A number of Anarchist and Anarcho-Syndicalist publications appear in Holland (Grondslagen, Syndicalist, etc.); Sweden (Arbetaren, and others); in Norway; in Lithuania (Auszrina, the Dawn); Bulgaria (Misal i Volya; Rabotnik, etc,), and other European countries, as well as in Japan and China, most of those papers being issued underground.

In Spain there are Tierra y Libertad; Solidaridad Obrera (daily); C. N. T. (the daily of the National Confederation of Labor); La Revista Blanca; El Libertario; Estudios, and a number of others. The NEWS SERVICE and BULLETINS of the International Working Men’s Association (I.W.M.A. or A. I. T.), issued in Spanish, French, German and English, are also published in Spain.

In South America there appear numerous Anarchist and Anarcho-Syndicalist papers and magazines. Frequently suppressed, they as frequently reappear, sometimes under different names. In Buenos Aires is published the daily, La Protesta, founded in June, 1897, as La Protesta humana; Nervio an Anarchist journal of criticsim, art and letters; and other papers, like the weekly Il Pensiero (Anarcho-Communist), Culmine (Individualist), Sorgiamo, etc. In Uruguay Luigi Fabbri issues the Anarchist review Studi Sociali (Montevideo). And so on. In Melbourne (Australia) appears L’Avanguardia Libertaria.

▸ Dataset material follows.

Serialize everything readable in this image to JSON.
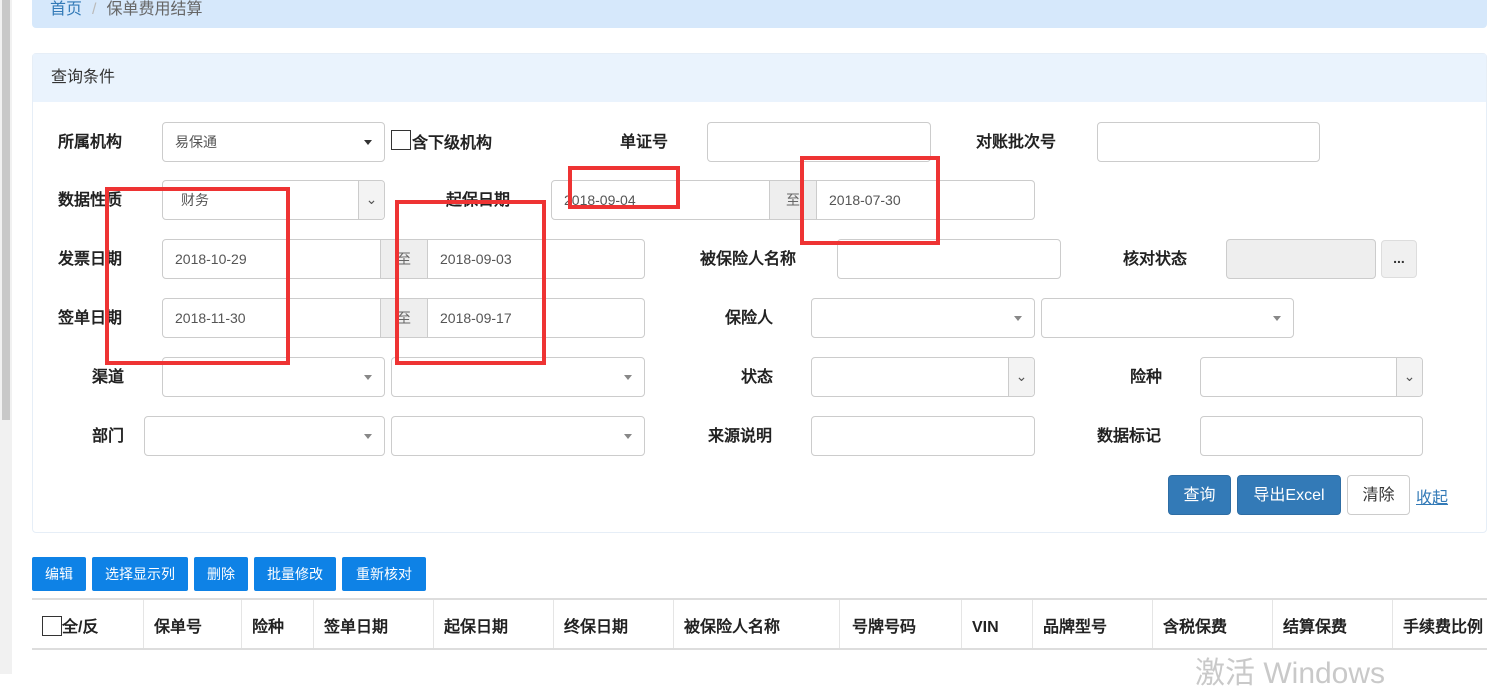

Anarchist papers in the Italian language are published in the United States, among them L’Adunata dei Refrattari, in Newark, New Jersey; Cronaca Sovversiva in New London Conn., and other publications. Also Cultura Proletaria, in Spanish; Dielo Truda and other jounrals in Russian. Among the English-language publications are Freedom (formerly weekly, now monthly, in New York; Vanguard, Clarion, Man! (San Francisco), and others.

In conclusion I want to say that the Anarchist movement will get bigger and stronger in proportion as the masses will become familiar with Anarchist ideals and ideas and will realize the necessity of putting them into practice. Historic experience and growing disillusionment with all forms of parliamentarism, authoritarianism and dictatorship will gradually make the people understand that emancipation from political oppression, economic slavery and cultural decadence is not possible except under Anarchism — in a society based on individual liberty, equal opportunity and social well-being. The propaganda of Anarchist ideas will help to enlighten the people and enable them the clearer and more intelligently to find the way out of the present stupid and criminal pseudo-civilization. It is therefore that the life, example and propagandistic work of Anarchist individuals and groups are so necessary and vital in furthering the cause of Anarchism.

(Alexander Berkman)

January, 1934